The New York City subway is a beautiful melange of humanity, 99 parts regular folks and one part street musicians, professional panhandlers, and roving gymnastic groups. Forget about surface transportation and travel from thing to thing on NYC’s sprawling subway system. A single fare is only $2.75, and you can get all the way to Coney Island on that. There’s a bit of a learning curve if you’ve never taken public transit, but the ample maps and bevy of helpful websites and apps are there to help.

2. Avoid the overrun

The top ten places to visit in New York City basically have their own bus line. As a result, all of these (admittedly wonderful) places are overrun with bridge and tunnel types.

Equally appealing but less-overrun options include the fabulous architecture of Grand Central Terminal and St. Patrick’s Cathedral, the contemplative museums at the Morgan Library and the Cloisters, and the scenic Green-Wood Cemetery or the High Line. And if you’re in the mood for skyline views without the… well, without the line, the Met’s rooftop garden serves that up alongside cocktails.

3. Hit up a less-travelled part of town

While it lacks the glamorous Sex In The City vibe that Lower Manhattan exudes, you’ll find the same sorts of attractions and distractions in less travelled boroughs. There’s a whole world of delights out in Brooklyn, like boisterous bars, pastoral parks, and must-see museums, but with less of the cheek-by-jowl humanity that can get a bit wearing in Lower Manhattan.

4. Eat decent pizza

You probably didn’t come to New York for the pizza, but I bet it will make you want to stay. Even the most-neglected hole in a Lower Manhattan wall can turn out a quality slice, and few things bring New Yorkers together like their mutual disdain for that thing Chicago calls “pizza.” Get the quintessential New York City slice at Joe’s Pizza on Carmine Street, or trek out to Brooklyn to get a storied slice from Di Fara’s in Midwood.

5. Catch a show

A city’s music scene gives you a great taste of life as a local. NYC is overflowing with great places to catch some tunes, and you can see most local acts for less than a decent dinner date. Depending on your mood, you can grab a bite and catch an up-and-coming act at Joe’s Pub at the Public Theatre, scope out the ever-hip Baby’s All Right in Williamsburg (which has the maze from The Shining carved into the floor), or sip an upscale cocktail while you listen to jazz at The Django.

6. Try out the smaller museums

Like a visit to Broadway, New York City’s big museums are required reading. But once you’ve been mauled by the Met’s Sunday crowds, you might want to absorb some culture in a less cluttered atmosphere. The Museum of the Moving Image in Astoria is one such hidden gem, focusing on the history of TV, video games, and movies. It’s perfect for the hung over: you can literally just sit there and watch old TV. You know, for research.

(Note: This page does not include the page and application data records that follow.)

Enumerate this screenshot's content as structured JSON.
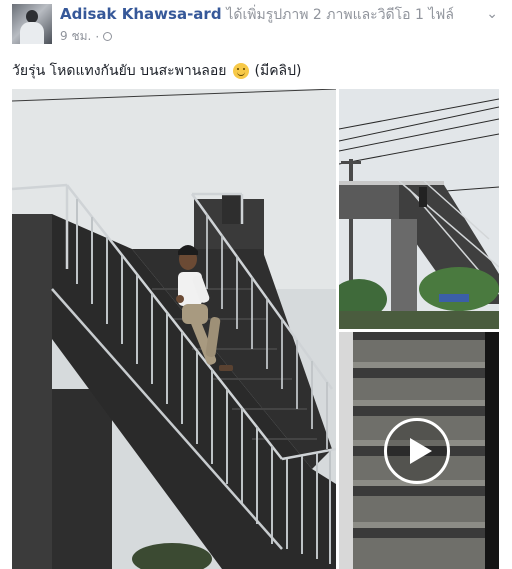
{
  "post": {
    "author": "Adisak Khawsa-ard",
    "action": "ได้เพิ่มรูปภาพ 2 ภาพและวิดีโอ 1 ไฟล์",
    "time": "9 ชม.",
    "dot": "·",
    "text": "วัยรุ่น โหดแทงกันยับ บนสะพานลอย",
    "text_suffix": "(มีคลิป)",
    "menu_icon": "chevron-down-icon",
    "privacy_icon": "globe-icon",
    "emoji_icon": "smile-emoji-icon"
  },
  "media": [
    {
      "kind": "photo",
      "icon": "photo-tile"
    },
    {
      "kind": "photo",
      "icon": "photo-tile"
    },
    {
      "kind": "video",
      "icon": "play-icon"
    }
  ],
  "colors": {
    "author": "#365899",
    "meta": "#90949c",
    "text": "#1d2129"
  }
}
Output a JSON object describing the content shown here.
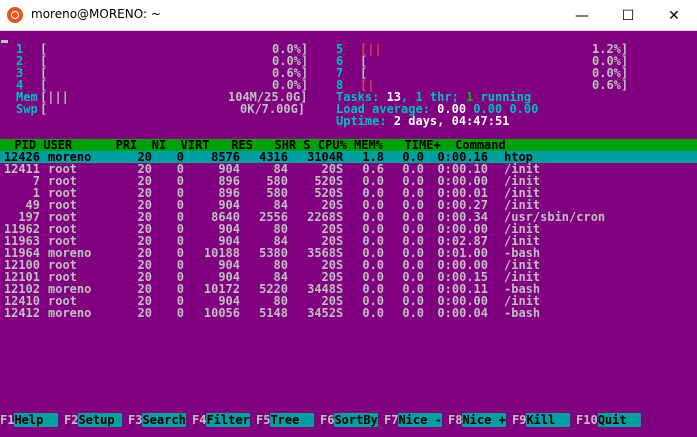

Then there’s just the fascinatingly odd, like the Elevator Historical Society, devoted to the history of vertical transportation in NYC, or the City Reliquary, a chockablock stockpile of NYC-themed objects. The Federal Reserve Bank’s museum is unexpectedly appealing, with a tour including a vault of gold bars. And for the more serious, there’s the International Center for Photography in the Bowery.